Friends, Speech

When I Speak Up

Circa 2001, I was the Battalion Commander of our batch back in high school. During the start of the school year, some of my officers are having misunderstandings over handling the students in the lower years. This misunderstandings brought conflicts not only among the officers involved but also to the rest of the officers.

Because of this, we decided to have an open forum. Everyone spoke about their feelings, their opinions, complains to anyone in the team. They offered suggestions and rooms for improvements. Most of the female officers are crying already. I waited for everyone to finish before I spoke up. When I uttered my first sentence, tears rushed down from my eyes. I told them about how it feels to be an only child in the family and then I told them how I treat each one of them as my sibling. I also wished that they also treat their fellow officers likewise because being an officer isn’t just fulfilling the duty because before we were brought together as a team before those duties are given to us. And above all, no one should let each other done but instead let each one be there to lend a hand to his or her fellow officer.

My head was bowed down with hands covering my face while I was saying those words. I can’t look into their eyes until I was done because I was crying the whole time. When I looked up, I saw everyone crying even the men.

A similar thing also happened during our retreat in 4th year college. We had our open forum, then after everyone spoke up, I had my turn.
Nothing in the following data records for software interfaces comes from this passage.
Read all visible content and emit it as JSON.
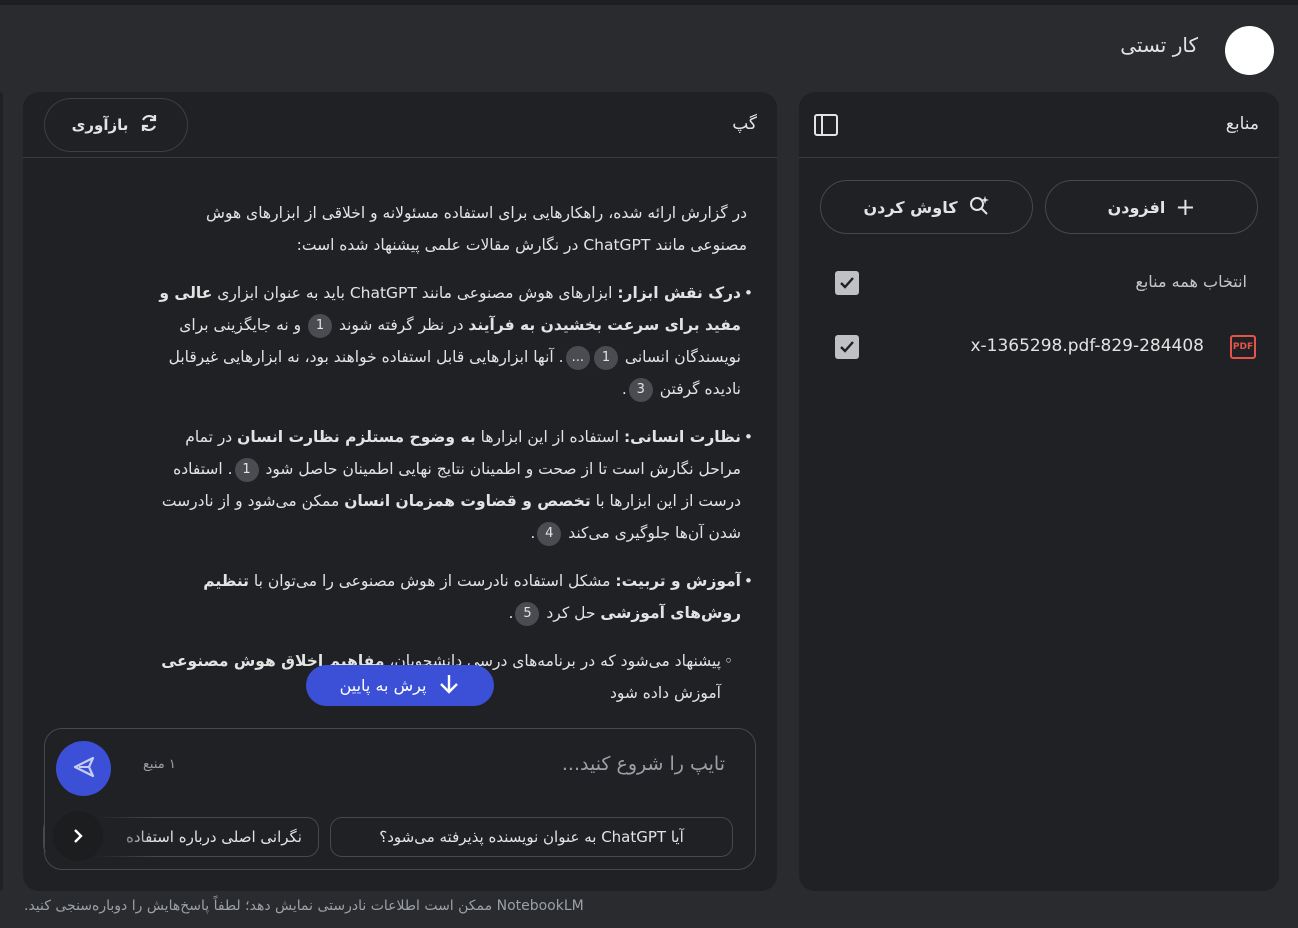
{
  "header": {
    "title": "کار تستی"
  },
  "sources": {
    "title": "منابع",
    "add_label": "افزودن",
    "discover_label": "کاوش کردن",
    "select_all_label": "انتخاب همه منابع",
    "files": [
      {
        "name": "x-1365298.pdf-829-284408",
        "icon": "pdf-icon",
        "checked": true
      }
    ]
  },
  "chat": {
    "title": "گپ",
    "refresh_label": "بازآوری",
    "intro": "در گزارش ارائه شده، راهکارهایی برای استفاده مسئولانه و اخلاقی از ابزارهای هوش مصنوعی مانند ChatGPT در نگارش مقالات علمی پیشنهاد شده است:",
    "b1": {
      "lead": "درک نقش ابزار:",
      "t1": " ابزارهای هوش مصنوعی مانند ChatGPT باید به عنوان ابزاری ",
      "s1": "عالی و مفید برای سرعت بخشیدن به فرآیند",
      "t2": " در نظر گرفته شوند ",
      "c1": "1",
      "t3": " و نه جایگزینی برای نویسندگان انسانی ",
      "c2": "1",
      "c3": "...",
      "t4": ". آنها ابزارهایی قابل استفاده خواهند بود، نه ابزارهایی غیرقابل نادیده گرفتن ",
      "c4": "3",
      "t5": "."
    },
    "b2": {
      "lead": "نظارت انسانی:",
      "t1": " استفاده از این ابزارها ",
      "s1": "به وضوح مستلزم نظارت انسان",
      "t2": " در تمام مراحل نگارش است تا از صحت و اطمینان نتایج نهایی اطمینان حاصل شود ",
      "c1": "1",
      "t3": ". استفاده درست از این ابزارها با ",
      "s2": "تخصص و قضاوت همزمان انسان",
      "t4": " ممکن می‌شود و از نادرست شدن آن‌ها جلوگیری می‌کند ",
      "c2": "4",
      "t5": "."
    },
    "b3": {
      "lead": "آموزش و تربیت:",
      "t1": " مشکل استفاده نادرست از هوش مصنوعی را می‌توان با ",
      "s1": "تنظیم روش‌های آموزشی",
      "t2": " حل کرد ",
      "c1": "5",
      "t3": "."
    },
    "b4": {
      "t1": "پیشنهاد می‌شود که در برنامه‌های درسی دانشجویان، ",
      "s1": "مفاهیم اخلاق هوش مصنوعی",
      "t2": " آموزش داده شود"
    },
    "jump_label": "پرش به پایین",
    "input_placeholder": "تایپ را شروع کنید...",
    "source_count": "۱ منبع",
    "suggestions": [
      "آیا ChatGPT به عنوان نویسنده پذیرفته می‌شود؟",
      "نگرانی اصلی درباره استفاده"
    ]
  },
  "footer": {
    "note": "NotebookLM ممکن است اطلاعات نادرستی نمایش دهد؛ لطفاً پاسخ‌هایش را دوباره‌سنجی کنید."
  },
  "colors": {
    "accent": "#3b50d6",
    "panel": "#202124",
    "background": "#2a2b2e"
  }
}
Then after I’m done with my speech, everyone was already crying. Lloyd Llesis (may he rest in peace) even cried because he remembered his brother because of what I said.

I never intended to make them cry and I don’t want to see people cry in the first place. I was only speaking about things that I think and feel everyone should recall or realize. Maybe they cry because the words hit them so hard even if they already know about. It’s not easy to say something that can really touch a person’s heart, much more people in gatherings like an open forum.



I love interviews. Being interviewed I mean. Well, I love to talk about anything especially when the topic is one of my interests. I think the very first interview that I had was with a guidance counselor back in college. That interview was part of the enrollment process for freshmen. It was a nice interview probably because of it being on a personal level. The interviews that followed were for a job application.

What I like about interviews is not the fact that I can express myself to others. As an only child, I rarely have good conversations even with my mom. What I meant good is equivalent to a free or open topic where I can talk about anything without being judged or criticized. That’s why during interviews I feel that I’m talking and listening to my inner self at the same time. Not just merely answering a question by an interviewer or expounding a solution to a problem. And at times I tend to realize something while doing it. That there are things that I felt which I ignored or just don’t plainly notice.

Interviews just make me excited because I’ll never know what I would eventually learn from my inner self.

Elementary Years, High School Years, School, Speech

Valedictory Speech

I’m proud to have been chosen as the Valedictorian of our class in elementary and high school, but the feeling of receiving the award is not greater than the feeling and excitement when delivering the valedictory speech. It’s not because I want to show off my public speaking skills or to prove that I am worthy of being the valedictorian, but because of the message I want to say to my fellow graduates and to everyone in attendance. I want to make all of them happy by letting them realize about several things why such a momentous day is more than just celebrating the accomplishment of finishing 6 years or 4 years of studies.

My first valedictory speech was made by Uncle John, the husband of Tita Gina who is my mother’s sister. Uncle John is a British who worked as a microbiologist before. I delivered the speech beside the podium because I was too small then. Our graduation was held in a gym, which was jam-packed with parents and relatives of the graduates. I memorized and delivered the speech without a copy.

For my second valedictory speech, I made it on my own. It was longer than the first one but I still memorized and delivered it without looking at a copy, though I printed one and put it in a folder just in case I get a mental block. Our high school graduation was held in our town’s cathedral. To this date, that speech stands to be the best that I have delivered in my life.